Element data from apps and pages:
****************************************

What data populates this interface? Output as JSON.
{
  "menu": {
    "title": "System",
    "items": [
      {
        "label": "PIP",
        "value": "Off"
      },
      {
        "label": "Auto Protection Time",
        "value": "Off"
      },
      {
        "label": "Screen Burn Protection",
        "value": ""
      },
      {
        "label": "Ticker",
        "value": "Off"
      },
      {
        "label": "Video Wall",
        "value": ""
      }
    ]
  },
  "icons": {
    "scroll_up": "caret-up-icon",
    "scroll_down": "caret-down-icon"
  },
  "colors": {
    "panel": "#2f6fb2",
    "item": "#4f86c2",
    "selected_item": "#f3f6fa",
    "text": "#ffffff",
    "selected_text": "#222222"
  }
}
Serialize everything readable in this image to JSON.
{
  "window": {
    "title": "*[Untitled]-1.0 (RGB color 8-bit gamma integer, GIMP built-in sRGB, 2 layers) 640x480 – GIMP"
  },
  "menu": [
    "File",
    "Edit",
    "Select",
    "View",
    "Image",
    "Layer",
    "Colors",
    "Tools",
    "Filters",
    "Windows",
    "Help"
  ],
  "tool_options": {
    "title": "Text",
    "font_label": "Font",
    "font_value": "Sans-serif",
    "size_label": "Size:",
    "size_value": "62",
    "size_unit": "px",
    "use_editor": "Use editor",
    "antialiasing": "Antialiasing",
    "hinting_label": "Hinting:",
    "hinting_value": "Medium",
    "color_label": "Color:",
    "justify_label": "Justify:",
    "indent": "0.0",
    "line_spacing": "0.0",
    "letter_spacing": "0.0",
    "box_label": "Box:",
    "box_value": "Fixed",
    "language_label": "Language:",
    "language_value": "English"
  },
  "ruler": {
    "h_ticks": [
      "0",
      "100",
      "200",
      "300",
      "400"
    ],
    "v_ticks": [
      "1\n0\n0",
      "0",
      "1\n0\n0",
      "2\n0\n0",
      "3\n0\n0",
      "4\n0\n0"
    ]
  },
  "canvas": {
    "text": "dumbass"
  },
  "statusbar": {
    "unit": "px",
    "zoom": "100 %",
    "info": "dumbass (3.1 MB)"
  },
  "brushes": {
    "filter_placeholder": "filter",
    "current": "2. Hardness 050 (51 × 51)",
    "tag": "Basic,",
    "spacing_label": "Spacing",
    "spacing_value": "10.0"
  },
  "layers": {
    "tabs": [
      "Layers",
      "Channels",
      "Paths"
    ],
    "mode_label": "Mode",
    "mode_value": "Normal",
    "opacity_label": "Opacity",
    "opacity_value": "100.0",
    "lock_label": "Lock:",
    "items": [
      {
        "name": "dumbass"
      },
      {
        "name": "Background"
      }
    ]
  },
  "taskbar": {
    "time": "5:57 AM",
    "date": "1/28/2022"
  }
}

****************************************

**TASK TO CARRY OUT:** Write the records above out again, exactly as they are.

**ANSWER TO THIS EXERCISE:**
What data populates this interface? Output as JSON.
{
  "menu": {
    "title": "System",
    "items": [
      {
        "label": "PIP",
        "value": "Off"
      },
      {
        "label": "Auto Protection Time",
        "value": "Off"
      },
      {
        "label": "Screen Burn Protection",
        "value": ""
      },
      {
        "label": "Ticker",
        "value": "Off"
      },
      {
        "label": "Video Wall",
        "value": ""
      }
    ]
  },
  "icons": {
    "scroll_up": "caret-up-icon",
    "scroll_down": "caret-down-icon"
  },
  "colors": {
    "panel": "#2f6fb2",
    "item": "#4f86c2",
    "selected_item": "#f3f6fa",
    "text": "#ffffff",
    "selected_text": "#222222"
  }
}
Serialize everything readable in this image to JSON.
{
  "window": {
    "title": "*[Untitled]-1.0 (RGB color 8-bit gamma integer, GIMP built-in sRGB, 2 layers) 640x480 – GIMP"
  },
  "menu": [
    "File",
    "Edit",
    "Select",
    "View",
    "Image",
    "Layer",
    "Colors",
    "Tools",
    "Filters",
    "Windows",
    "Help"
  ],
  "tool_options": {
    "title": "Text",
    "font_label": "Font",
    "font_value": "Sans-serif",
    "size_label": "Size:",
    "size_value": "62",
    "size_unit": "px",
    "use_editor": "Use editor",
    "antialiasing": "Antialiasing",
    "hinting_label": "Hinting:",
    "hinting_value": "Medium",
    "color_label": "Color:",
    "justify_label": "Justify:",
    "indent": "0.0",
    "line_spacing": "0.0",
    "letter_spacing": "0.0",
    "box_label": "Box:",
    "box_value": "Fixed",
    "language_label": "Language:",
    "language_value": "English"
  },
  "ruler": {
    "h_ticks": [
      "0",
      "100",
      "200",
      "300",
      "400"
    ],
    "v_ticks": [
      "1\n0\n0",
      "0",
      "1\n0\n0",
      "2\n0\n0",
      "3\n0\n0",
      "4\n0\n0"
    ]
  },
  "canvas": {
    "text": "dumbass"
  },
  "statusbar": {
    "unit": "px",
    "zoom": "100 %",
    "info": "dumbass (3.1 MB)"
  },
  "brushes": {
    "filter_placeholder": "filter",
    "current": "2. Hardness 050 (51 × 51)",
    "tag": "Basic,",
    "spacing_label": "Spacing",
    "spacing_value": "10.0"
  },
  "layers": {
    "tabs": [
      "Layers",
      "Channels",
      "Paths"
    ],
    "mode_label": "Mode",
    "mode_value": "Normal",
    "opacity_label": "Opacity",
    "opacity_value": "100.0",
    "lock_label": "Lock:",
    "items": [
      {
        "name": "dumbass"
      },
      {
        "name": "Background"
      }
    ]
  },
  "taskbar": {
    "time": "5:57 AM",
    "date": "1/28/2022"
  }
}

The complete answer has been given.